DENVER — Clyfford Still Museum
SEP 29, 2017 – JAN 21, 2018
Red attracts attention. Blue recedes. A horizontal line is a horizon: the space between sky and the surface where we are.
See any image and think back. Go back through personal and current associations with that image, and keep going back. Does every image do something universal for all of us, something that our common ancestor felt? Does the image draw something on our vision cells dictated by our DNA, which is 99.9% the same for every human.
When we look at any of the big abstract paintings Clyfford Still did in the 50s, do we feel something in common? We do so more easily in front of Abstract Expressionist paintings, like Still’s, than VanGogh’s expressions. Abstract Expressionists took out every obvious, personal and current image from their paintings to give us a head start.

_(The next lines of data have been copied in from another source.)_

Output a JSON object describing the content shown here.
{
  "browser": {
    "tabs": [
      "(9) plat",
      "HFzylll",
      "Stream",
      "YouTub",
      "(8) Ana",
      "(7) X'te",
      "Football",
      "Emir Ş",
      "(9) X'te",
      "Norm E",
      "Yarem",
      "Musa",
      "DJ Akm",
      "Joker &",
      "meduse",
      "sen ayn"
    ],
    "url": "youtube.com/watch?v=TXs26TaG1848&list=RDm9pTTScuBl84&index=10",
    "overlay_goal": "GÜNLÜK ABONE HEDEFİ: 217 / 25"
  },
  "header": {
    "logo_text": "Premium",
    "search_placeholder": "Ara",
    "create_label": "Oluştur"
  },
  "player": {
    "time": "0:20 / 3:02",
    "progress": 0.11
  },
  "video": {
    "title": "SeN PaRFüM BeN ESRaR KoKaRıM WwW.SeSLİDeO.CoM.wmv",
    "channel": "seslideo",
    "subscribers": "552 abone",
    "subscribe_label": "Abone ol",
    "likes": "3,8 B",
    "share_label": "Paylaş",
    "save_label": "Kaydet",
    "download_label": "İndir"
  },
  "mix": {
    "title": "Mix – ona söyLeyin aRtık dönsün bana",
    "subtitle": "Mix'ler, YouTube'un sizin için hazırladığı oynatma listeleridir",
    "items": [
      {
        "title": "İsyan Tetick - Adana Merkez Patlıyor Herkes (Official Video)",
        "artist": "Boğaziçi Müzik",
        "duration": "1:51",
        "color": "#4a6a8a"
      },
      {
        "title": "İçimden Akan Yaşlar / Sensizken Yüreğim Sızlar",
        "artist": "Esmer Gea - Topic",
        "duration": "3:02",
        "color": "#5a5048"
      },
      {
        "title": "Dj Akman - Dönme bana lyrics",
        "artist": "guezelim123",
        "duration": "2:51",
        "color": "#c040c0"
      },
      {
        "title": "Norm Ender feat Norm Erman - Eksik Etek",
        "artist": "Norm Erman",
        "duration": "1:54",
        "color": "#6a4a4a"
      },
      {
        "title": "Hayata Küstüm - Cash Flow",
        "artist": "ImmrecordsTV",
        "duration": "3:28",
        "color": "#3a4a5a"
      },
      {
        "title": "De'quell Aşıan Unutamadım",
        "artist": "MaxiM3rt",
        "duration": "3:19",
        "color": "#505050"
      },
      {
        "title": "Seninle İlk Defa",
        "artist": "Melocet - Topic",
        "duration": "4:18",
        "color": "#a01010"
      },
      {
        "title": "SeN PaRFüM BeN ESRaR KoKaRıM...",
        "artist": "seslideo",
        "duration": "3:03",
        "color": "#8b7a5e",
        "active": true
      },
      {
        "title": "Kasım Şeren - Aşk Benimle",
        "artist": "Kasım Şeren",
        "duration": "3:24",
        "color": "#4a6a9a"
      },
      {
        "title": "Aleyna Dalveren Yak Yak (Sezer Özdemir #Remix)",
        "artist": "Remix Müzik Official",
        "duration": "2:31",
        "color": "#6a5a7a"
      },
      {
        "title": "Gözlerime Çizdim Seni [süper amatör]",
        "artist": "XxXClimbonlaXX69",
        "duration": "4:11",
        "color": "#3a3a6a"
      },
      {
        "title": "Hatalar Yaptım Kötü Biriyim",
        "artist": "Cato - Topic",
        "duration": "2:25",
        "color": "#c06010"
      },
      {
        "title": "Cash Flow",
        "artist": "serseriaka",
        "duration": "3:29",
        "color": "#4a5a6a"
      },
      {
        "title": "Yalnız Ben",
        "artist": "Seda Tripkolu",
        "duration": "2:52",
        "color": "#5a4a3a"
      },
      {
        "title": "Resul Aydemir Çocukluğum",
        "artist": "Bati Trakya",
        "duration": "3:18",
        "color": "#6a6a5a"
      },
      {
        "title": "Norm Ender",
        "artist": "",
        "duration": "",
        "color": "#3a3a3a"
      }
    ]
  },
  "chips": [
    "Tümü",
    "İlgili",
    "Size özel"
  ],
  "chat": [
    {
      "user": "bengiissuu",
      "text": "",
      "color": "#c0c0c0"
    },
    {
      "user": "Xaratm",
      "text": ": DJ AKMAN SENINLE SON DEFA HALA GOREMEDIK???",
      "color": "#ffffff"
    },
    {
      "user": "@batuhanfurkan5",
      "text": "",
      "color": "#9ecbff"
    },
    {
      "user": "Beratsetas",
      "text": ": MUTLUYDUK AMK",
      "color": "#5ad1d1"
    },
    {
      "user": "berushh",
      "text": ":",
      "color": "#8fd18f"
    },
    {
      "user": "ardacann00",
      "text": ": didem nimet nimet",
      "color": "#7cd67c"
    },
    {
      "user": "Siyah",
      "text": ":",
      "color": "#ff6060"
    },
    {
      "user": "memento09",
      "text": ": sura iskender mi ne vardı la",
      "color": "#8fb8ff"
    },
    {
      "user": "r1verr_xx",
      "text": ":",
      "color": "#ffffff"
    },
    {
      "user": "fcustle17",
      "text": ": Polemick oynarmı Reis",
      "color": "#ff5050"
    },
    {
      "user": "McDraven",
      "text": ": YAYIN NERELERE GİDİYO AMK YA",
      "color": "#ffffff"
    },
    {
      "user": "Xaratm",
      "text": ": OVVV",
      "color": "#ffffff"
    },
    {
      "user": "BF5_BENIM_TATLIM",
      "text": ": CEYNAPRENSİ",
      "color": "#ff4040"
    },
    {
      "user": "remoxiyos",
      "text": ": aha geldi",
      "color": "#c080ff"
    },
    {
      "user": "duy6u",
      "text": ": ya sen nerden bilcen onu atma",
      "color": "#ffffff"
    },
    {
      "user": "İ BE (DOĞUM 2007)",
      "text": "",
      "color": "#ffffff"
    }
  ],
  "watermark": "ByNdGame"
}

Still & Art is the current show at the Clyfford Still Museum, where all the shows are Still’s work. The creative diversity of exhibition that the museum has showcased with the limitation of one artist’s work is continued with this one curated by David Anfam. The concept is that Still knew a lot about art and art history, and although he famously said his would was influenced by no one, Anfam has brought into the museum’s galleries a plethora of suspects. Reproductions of VanGogh’s, DaVinci’s and other abstract expressionist works are on the wall next to works by Still. Anfam documents how and when Still would have seen these works and while a very self-directed artist Still did look at a lot of nature, popular media and art. To help viewers compare the influences to some of Still big works, the museum hands out a augmented-reality device that you carry around the galleries. Pointing this device at the wall virtual paintings pop up next to the Still painting.
Why does this curator’s highly intellectual art historian’s gaze at Still’s influences make me think that Abstract Expressionism takes us back to a common human reaction to any image? Some of the virtual paintings that are in the gallery with Still’s paintings are Van Gogh’s, his classic compositions like “Starry Night”. The low horizon line and the tall darkness comes across in an abstraction that is all night-like color and just a little of anything else down in the far left corner. All this is to say that the abstract painter, Mr. Still, was composing the painting – intentionally – just as an more representational painter might do.
Viewers can certainly make up any story they want to go with either the VanGogh (although a daytime story would seem a little daft) or the Still, but if we acted enough people we’d get a general consensus, I think, that we feel small and amazed by both of them. And that’s because the composition goes to our primal, human feelings.
Last spring we saw a show at the same museum curated by the L.A. painter Mark Bradford called Shade. In that show was a large nearly black and white painting with lots of dark black marks – vertical lightening bolts painted and bunched on top of one another, seeming to be different (like snowflakes) and of different size. My sister, who would be the first person to say she knows nothing about painting, said that painting feels like a lot of people, maybe dead or spirit people, marking into the distance together. As she was telling me this in the museum, someone else came up and said they saw the same thing. Someone else felt it was about a tribe, or a grove of trees – some collective living. This all came from minute, just a few, standing in front of this piece.
A similar Still painting of few colors beyond black and white is in this show, and virtually paired with it is The Raft of the Medusa – the Géricault painting from the early 1800s. Shall we discuss commonalities? Add your commen